* Your objective *
From the listing below, extract each line containing the string "icon".
○ ○ ○
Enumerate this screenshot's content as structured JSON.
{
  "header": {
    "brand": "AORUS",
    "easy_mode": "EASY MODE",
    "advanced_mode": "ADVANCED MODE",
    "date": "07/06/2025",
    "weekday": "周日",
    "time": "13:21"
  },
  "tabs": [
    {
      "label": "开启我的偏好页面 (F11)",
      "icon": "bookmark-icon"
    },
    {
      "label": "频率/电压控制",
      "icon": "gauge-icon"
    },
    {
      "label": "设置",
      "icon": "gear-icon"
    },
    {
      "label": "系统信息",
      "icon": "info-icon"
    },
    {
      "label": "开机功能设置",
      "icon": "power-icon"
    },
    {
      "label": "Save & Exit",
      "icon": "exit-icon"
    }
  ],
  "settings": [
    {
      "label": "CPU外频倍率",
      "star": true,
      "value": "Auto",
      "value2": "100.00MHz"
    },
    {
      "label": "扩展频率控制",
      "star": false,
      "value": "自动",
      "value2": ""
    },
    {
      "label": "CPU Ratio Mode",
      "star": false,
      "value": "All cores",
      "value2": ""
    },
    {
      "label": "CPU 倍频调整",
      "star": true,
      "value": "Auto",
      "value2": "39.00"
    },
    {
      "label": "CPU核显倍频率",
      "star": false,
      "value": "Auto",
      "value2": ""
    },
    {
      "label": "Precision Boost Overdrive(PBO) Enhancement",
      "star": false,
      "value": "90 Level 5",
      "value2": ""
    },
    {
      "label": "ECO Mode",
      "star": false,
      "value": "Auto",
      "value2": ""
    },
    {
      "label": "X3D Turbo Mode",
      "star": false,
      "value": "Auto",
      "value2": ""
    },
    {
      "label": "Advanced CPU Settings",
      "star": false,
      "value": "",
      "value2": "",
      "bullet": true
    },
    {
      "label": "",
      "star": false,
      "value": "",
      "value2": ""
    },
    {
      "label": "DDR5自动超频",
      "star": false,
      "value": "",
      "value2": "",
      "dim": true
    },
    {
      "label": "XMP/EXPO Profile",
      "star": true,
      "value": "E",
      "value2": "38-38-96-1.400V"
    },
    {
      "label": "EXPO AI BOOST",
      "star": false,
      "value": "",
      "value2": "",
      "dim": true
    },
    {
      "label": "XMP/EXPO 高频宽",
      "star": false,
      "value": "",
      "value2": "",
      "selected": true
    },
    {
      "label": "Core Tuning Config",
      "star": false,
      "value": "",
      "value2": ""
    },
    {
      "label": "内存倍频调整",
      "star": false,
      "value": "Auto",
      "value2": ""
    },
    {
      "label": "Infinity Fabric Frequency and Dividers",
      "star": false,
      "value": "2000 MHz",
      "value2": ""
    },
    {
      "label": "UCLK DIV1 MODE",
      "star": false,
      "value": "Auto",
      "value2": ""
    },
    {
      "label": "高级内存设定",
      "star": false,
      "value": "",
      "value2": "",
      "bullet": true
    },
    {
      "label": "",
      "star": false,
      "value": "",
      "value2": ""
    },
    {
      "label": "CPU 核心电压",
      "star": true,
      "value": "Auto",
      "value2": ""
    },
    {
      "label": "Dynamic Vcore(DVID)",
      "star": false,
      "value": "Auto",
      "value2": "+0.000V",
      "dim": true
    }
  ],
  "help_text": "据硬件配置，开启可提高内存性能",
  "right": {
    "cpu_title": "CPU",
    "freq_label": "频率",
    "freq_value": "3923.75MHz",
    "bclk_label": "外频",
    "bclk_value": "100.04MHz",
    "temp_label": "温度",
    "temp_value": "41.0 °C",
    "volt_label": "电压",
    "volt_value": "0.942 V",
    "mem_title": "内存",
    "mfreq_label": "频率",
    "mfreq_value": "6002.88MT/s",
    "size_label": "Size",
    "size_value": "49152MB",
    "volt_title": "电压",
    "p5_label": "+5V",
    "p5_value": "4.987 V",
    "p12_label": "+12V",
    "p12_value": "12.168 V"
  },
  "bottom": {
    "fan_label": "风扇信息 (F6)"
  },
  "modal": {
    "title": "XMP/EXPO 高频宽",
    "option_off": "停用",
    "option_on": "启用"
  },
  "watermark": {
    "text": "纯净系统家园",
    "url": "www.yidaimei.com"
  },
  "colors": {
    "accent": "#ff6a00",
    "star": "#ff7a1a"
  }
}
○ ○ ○
* Task result *
      "icon": "bookmark-icon"
      "icon": "gauge-icon"
      "icon": "gear-icon"
      "icon": "info-icon"
      "icon": "power-icon"
      "icon": "exit-icon"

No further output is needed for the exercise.